University of Rochester Professor Penalized, Forced to Pay $100 Million for Hiding Swiss Bank Accounts
Dan Horsky, a 71-year-old emeritus professor of business administration at University of Rochester, N.Y., is being made to pay a $100 million tax penalty for hiding wealth within Swiss bank accounts from the U.S. government. Horsky pleaded guilty to a conspiracy charge, according to the Justice Department.
Horsky accumulated $200 million by investing in start-up companies, then placed that money into Zurich-based accounts. He didn’t disclose these accounts or pay required taxes on them, which triggered penalties. If found out, Taxpayers can owe up to 50 percent of an offshore account’s balance due to willful violations. To avoid a penalty, individuals banking offshore must file a form known as FBAR. It’s said that Horsky’s penalty is the largest FBAR penalty to date.
“Horsky went to great lengths to hide assets in secret accounts overseas in order to avoid paying his share of taxes to the IRS,” said Dana Boente, the U.S. attorney in the eastern district of Virginia, which prosecuted the case. “Today’s plea shows that we will continue to prosecute those who engage in this criminal activity.”
The Justice Department stated Horsky is a citizen of the U.S., the U.K., and Israel. Also, they shared that bank employees were aware of his U.S. residence and an unknown accomplice had nominal control over his accounts, allowing for them to file false expatriation statements, which permitted that person to claim that they were outside of the U.S. tax net.
The professor’s attorneys have said, “Mr. Horsky deeply regrets what he did and accepts full responsibility for his actions.” The sentencing in the criminal case is scheduled for February. He faces a prison sentence and additional monetary penalties. The statement issued by the Justice Department doesn’t name Horsky’s accomplice, the bank, the bank’s employees, or the companies Horsky invested in.

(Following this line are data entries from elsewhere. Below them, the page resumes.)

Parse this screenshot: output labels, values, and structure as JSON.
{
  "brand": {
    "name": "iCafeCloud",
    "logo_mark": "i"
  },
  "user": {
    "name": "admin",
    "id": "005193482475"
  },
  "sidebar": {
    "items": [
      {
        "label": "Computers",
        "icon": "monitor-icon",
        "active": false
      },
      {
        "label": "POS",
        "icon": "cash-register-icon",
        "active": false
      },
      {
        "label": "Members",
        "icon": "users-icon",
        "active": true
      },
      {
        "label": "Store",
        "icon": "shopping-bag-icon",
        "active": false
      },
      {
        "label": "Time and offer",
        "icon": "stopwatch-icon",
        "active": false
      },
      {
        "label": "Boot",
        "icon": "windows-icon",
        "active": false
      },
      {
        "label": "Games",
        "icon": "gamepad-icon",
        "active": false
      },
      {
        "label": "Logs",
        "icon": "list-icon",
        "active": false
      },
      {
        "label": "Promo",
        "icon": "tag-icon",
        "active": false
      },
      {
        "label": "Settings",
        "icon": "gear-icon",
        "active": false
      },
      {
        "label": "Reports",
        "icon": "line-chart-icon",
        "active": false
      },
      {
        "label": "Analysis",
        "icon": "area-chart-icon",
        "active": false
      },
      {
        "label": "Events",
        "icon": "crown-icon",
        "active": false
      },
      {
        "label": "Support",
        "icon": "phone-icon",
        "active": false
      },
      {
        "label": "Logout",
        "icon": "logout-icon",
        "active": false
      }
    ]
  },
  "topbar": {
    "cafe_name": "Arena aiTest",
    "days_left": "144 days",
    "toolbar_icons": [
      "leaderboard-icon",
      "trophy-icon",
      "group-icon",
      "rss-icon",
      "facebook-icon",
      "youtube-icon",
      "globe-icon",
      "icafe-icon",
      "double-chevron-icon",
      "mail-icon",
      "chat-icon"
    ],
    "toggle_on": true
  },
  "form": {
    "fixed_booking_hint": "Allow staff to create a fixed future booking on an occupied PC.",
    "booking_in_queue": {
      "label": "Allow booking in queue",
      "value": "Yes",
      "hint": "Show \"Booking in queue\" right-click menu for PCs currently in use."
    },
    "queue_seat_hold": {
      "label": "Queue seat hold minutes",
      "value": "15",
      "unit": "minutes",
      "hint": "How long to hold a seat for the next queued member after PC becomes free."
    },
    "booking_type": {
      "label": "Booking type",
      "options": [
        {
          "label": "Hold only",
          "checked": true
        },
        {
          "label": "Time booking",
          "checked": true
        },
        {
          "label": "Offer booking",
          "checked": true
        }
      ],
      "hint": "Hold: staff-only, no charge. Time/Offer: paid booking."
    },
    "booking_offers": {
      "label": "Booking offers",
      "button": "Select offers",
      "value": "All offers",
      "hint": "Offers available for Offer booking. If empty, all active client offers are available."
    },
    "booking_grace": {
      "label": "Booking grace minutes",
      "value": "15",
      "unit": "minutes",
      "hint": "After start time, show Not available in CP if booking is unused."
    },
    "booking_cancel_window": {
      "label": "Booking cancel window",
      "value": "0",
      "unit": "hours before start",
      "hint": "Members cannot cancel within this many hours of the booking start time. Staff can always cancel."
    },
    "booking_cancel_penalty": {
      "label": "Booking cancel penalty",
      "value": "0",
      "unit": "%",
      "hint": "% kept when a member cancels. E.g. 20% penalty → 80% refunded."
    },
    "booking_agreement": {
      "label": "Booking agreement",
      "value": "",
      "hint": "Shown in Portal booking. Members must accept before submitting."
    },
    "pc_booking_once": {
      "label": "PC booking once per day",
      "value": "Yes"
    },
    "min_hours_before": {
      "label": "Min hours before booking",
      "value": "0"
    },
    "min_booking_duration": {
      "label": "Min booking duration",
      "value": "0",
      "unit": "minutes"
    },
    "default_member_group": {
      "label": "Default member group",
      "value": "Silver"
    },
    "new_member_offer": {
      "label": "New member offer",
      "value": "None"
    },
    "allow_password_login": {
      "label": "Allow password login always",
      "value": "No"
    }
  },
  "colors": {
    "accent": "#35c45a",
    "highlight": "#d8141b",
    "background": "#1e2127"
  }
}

For more than a decade, the U.S. has been attempting to combat offshore tax evasion perpetrated by wealthy individuals. The government has urged the public toward voluntary disclosure, using legislation, enforcement, and incentives to facilitate this.
Within the past decade, UBS Group AG paid $780 million after entering into a deferred prosecution agreement. Also, the Credit Suisse Group AG paid $2.6 billion and they plead guilty when prosecuted, admitting that they helped Americans file false tax returns.
The U.S. government has tightened laws on offshore tax avoidance, requiring that foreign banks disclose information about their U.S. clients. In October, the IRS announced that voluntary disclosure programs have collected $10 billion, drawing in about 100,000 newly compliant taxpayers.